The most complex services required by an individual, a child, are those that are provided within the home. As one moves beyond the home, the first level of government should be the one that administers the most complex programs. However, what we see in the country today is that it is turned upside down. The most complex programs of government are administered at the provincial and federal levels by people hundreds if not thousands of miles away who really do not know those people and, in lots of cases because of that, really do not care.

If it was my choice to have a social program administered, I would vote to have it administered by those people who have the finest track record in terms of administration and financial accountability and that is our mayors and our councillors at the municipal level and our reeves and their councillors at the district level.

I do not see in the bill any relief from the concerns that I have seen in my riding in the level of government closest to the people.

Municipal Grants Act November 16th, 1999

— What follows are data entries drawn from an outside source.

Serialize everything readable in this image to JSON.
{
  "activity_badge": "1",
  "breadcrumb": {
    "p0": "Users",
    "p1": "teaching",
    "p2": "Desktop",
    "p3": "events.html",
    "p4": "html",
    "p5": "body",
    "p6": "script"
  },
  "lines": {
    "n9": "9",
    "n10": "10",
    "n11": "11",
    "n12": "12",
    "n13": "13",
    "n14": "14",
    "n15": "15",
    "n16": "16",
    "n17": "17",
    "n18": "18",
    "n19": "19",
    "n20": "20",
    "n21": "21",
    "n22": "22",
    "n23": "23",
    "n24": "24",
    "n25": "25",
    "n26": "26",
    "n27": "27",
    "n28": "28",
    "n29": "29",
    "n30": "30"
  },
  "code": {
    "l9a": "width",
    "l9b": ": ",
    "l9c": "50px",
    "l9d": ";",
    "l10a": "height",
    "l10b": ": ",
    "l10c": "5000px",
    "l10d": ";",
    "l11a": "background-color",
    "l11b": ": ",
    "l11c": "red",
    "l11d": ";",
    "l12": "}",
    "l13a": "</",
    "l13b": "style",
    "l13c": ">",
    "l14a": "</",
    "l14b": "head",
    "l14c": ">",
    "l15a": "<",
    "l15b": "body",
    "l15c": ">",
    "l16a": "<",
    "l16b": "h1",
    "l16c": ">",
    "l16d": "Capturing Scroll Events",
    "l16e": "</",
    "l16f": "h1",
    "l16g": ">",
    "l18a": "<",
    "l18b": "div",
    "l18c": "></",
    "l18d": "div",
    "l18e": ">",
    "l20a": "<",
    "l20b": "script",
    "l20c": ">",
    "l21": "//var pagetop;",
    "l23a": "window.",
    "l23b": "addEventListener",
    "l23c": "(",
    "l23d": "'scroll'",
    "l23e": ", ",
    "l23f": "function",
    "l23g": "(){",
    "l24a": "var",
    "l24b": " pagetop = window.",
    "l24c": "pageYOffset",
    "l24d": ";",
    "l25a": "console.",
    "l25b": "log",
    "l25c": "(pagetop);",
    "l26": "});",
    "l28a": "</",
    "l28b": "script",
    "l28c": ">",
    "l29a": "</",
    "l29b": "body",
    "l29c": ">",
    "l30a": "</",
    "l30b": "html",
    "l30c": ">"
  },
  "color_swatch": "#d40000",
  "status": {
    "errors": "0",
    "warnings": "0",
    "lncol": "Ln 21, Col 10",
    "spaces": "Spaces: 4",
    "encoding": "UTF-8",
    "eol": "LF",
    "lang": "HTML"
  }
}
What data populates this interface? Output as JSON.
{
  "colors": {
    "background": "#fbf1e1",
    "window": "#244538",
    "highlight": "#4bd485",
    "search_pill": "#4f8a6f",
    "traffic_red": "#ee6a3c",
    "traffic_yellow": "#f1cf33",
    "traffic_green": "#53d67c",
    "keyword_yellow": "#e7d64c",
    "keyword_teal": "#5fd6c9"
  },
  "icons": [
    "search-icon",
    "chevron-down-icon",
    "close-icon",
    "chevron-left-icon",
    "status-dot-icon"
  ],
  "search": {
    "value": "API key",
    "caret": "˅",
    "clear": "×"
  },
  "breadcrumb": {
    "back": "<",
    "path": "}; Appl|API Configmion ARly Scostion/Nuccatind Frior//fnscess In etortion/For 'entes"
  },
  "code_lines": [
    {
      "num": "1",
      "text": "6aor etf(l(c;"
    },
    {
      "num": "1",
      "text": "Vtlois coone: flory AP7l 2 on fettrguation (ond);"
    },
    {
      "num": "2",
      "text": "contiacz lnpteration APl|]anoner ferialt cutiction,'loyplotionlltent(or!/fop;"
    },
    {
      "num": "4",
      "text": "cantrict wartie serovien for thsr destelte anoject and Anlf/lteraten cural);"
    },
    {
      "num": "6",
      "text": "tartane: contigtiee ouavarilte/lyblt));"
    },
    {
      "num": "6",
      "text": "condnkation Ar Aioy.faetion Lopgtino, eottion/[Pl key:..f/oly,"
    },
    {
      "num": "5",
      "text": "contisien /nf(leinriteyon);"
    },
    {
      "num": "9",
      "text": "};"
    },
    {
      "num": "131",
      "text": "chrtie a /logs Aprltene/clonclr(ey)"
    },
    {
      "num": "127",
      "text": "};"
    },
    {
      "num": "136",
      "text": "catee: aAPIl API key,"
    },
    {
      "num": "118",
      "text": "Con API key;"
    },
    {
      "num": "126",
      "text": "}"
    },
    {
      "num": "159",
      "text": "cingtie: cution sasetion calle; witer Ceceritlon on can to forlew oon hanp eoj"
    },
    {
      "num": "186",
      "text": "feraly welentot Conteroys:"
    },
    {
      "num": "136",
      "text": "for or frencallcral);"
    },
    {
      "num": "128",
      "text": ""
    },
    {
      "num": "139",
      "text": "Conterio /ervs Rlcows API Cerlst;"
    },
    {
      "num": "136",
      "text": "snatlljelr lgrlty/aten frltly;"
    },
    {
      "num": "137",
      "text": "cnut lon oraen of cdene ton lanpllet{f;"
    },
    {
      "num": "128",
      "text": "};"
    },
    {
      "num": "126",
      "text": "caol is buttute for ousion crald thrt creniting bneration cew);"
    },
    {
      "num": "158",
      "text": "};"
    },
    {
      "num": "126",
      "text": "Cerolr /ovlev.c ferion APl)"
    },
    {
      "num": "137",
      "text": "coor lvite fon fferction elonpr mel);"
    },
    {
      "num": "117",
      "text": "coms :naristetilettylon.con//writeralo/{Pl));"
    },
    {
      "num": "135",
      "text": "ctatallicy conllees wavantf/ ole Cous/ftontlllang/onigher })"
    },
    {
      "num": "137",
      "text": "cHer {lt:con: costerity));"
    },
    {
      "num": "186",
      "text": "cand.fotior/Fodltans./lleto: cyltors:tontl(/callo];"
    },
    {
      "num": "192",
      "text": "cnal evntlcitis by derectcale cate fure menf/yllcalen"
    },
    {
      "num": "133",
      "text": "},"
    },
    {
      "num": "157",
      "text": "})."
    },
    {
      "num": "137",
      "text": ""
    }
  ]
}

Madam Speaker, seeing as how my colleague is a former mayor of a municipal government, I would like to ask him a question. Are there programs that are presently administered by the provinces as well as by the federal government which could best and most effectively be administered by the government closest to the people, the municipal governments?

Are there programs being administered far from the people by either the provincial governments or the federal government that could be better and more cost effectively administered by the government closest to the people, the municipal government?

Municipal Grants Act November 16th, 1999

Madam Speaker, for the past six years I have made it a practice to visit as many of the municipal councils within my riding as possible. After six years I have discovered that the most fiscally responsible and accountable politicians elected in this country are at that level. Most of those municipalities run their governments in the black and if they do have debts they are very manageable debts. They have assets to deal with the debts.

In some parts of the country such as Toronto, Montreal and Vancouver we have what amounts to city states. They have vast responsibilities with huge populations.

In addition, the resources that the provincial and federal governments obtain come from these municipalities. They tax the wealth that is created in these municipalities. They take huge sums, billions of dollars, out of the municipalities and then design programs to which those living within the municipalities have to adhere in order to get some of that money back.

When I visit the municipal councils, I always leave them with the question, would they support a constitutional amendment that would recognize municipal governments? I ask my hon. colleague that question.

Grain Farmers October 28th, 1999

Mr. Speaker, Doug Steinwand farms in my constituency. This fall he took a load of grain to the elevator. His gross income for that load of grain was just under $5,000. His take home pay was just under $3,000. Over $2,000 was deducted for transportation, handling and the GST. Those deductions amount to 42% of the gross value of the grain marketed by this hardworking husband and father who is trying to make a living for his family.

How can farmers survive under these conditions? Their input costs are enormous. The price they get for their grain is depressed because of international subsidies. They battle the weather to plant and harvest their crops and when they get their grain to market, 42% of its depressed value is ripped off the top for handling and transportation.

If something is not done about these conditions, Canada is going to lose its farmers and our food producing capacity.

I say to Mr. Steinwand, to his family and thousands of farmers like him, the government has failed you, it has failed your families and it has failed the country.